Input for this task section start

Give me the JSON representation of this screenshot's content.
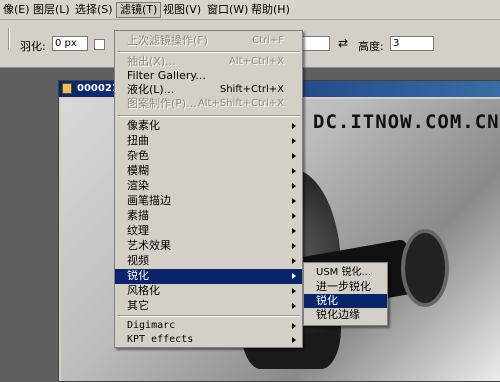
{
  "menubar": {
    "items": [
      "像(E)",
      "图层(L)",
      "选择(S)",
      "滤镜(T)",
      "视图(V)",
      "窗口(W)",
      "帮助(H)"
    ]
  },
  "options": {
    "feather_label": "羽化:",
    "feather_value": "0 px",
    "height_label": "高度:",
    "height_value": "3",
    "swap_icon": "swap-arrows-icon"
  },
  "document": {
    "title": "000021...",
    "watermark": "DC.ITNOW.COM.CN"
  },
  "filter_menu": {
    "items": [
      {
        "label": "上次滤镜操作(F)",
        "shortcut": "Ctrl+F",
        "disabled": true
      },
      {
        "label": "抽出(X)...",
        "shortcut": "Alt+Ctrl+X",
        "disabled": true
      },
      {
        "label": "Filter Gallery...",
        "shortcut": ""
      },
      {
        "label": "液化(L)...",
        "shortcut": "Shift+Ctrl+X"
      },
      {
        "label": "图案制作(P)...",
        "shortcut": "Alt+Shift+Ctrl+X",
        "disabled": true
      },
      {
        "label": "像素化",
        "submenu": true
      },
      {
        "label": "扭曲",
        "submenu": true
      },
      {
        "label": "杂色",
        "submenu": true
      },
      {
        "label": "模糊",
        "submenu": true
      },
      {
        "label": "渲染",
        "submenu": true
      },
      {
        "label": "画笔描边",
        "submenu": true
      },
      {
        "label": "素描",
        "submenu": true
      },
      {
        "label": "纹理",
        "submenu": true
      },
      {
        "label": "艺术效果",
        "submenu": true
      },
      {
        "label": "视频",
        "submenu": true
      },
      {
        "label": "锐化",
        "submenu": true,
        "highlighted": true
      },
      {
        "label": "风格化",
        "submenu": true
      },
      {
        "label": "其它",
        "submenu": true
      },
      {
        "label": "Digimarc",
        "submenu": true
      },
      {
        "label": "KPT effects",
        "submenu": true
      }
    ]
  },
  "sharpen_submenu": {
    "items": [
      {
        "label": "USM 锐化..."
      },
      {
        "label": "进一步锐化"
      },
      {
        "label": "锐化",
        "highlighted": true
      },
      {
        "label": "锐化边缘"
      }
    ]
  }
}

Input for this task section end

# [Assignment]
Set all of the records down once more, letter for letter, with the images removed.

# [Solution below]
Give me the JSON representation of this screenshot's content.
{
  "menubar": {
    "items": [
      "像(E)",
      "图层(L)",
      "选择(S)",
      "滤镜(T)",
      "视图(V)",
      "窗口(W)",
      "帮助(H)"
    ]
  },
  "options": {
    "feather_label": "羽化:",
    "feather_value": "0 px",
    "height_label": "高度:",
    "height_value": "3",
    "swap_icon": "swap-arrows-icon"
  },
  "document": {
    "title": "000021...",
    "watermark": "DC.ITNOW.COM.CN"
  },
  "filter_menu": {
    "items": [
      {
        "label": "上次滤镜操作(F)",
        "shortcut": "Ctrl+F",
        "disabled": true
      },
      {
        "label": "抽出(X)...",
        "shortcut": "Alt+Ctrl+X",
        "disabled": true
      },
      {
        "label": "Filter Gallery...",
        "shortcut": ""
      },
      {
        "label": "液化(L)...",
        "shortcut": "Shift+Ctrl+X"
      },
      {
        "label": "图案制作(P)...",
        "shortcut": "Alt+Shift+Ctrl+X",
        "disabled": true
      },
      {
        "label": "像素化",
        "submenu": true
      },
      {
        "label": "扭曲",
        "submenu": true
      },
      {
        "label": "杂色",
        "submenu": true
      },
      {
        "label": "模糊",
        "submenu": true
      },
      {
        "label": "渲染",
        "submenu": true
      },
      {
        "label": "画笔描边",
        "submenu": true
      },
      {
        "label": "素描",
        "submenu": true
      },
      {
        "label": "纹理",
        "submenu": true
      },
      {
        "label": "艺术效果",
        "submenu": true
      },
      {
        "label": "视频",
        "submenu": true
      },
      {
        "label": "锐化",
        "submenu": true,
        "highlighted": true
      },
      {
        "label": "风格化",
        "submenu": true
      },
      {
        "label": "其它",
        "submenu": true
      },
      {
        "label": "Digimarc",
        "submenu": true
      },
      {
        "label": "KPT effects",
        "submenu": true
      }
    ]
  },
  "sharpen_submenu": {
    "items": [
      {
        "label": "USM 锐化..."
      },
      {
        "label": "进一步锐化"
      },
      {
        "label": "锐化",
        "highlighted": true
      },
      {
        "label": "锐化边缘"
      }
    ]
  }
}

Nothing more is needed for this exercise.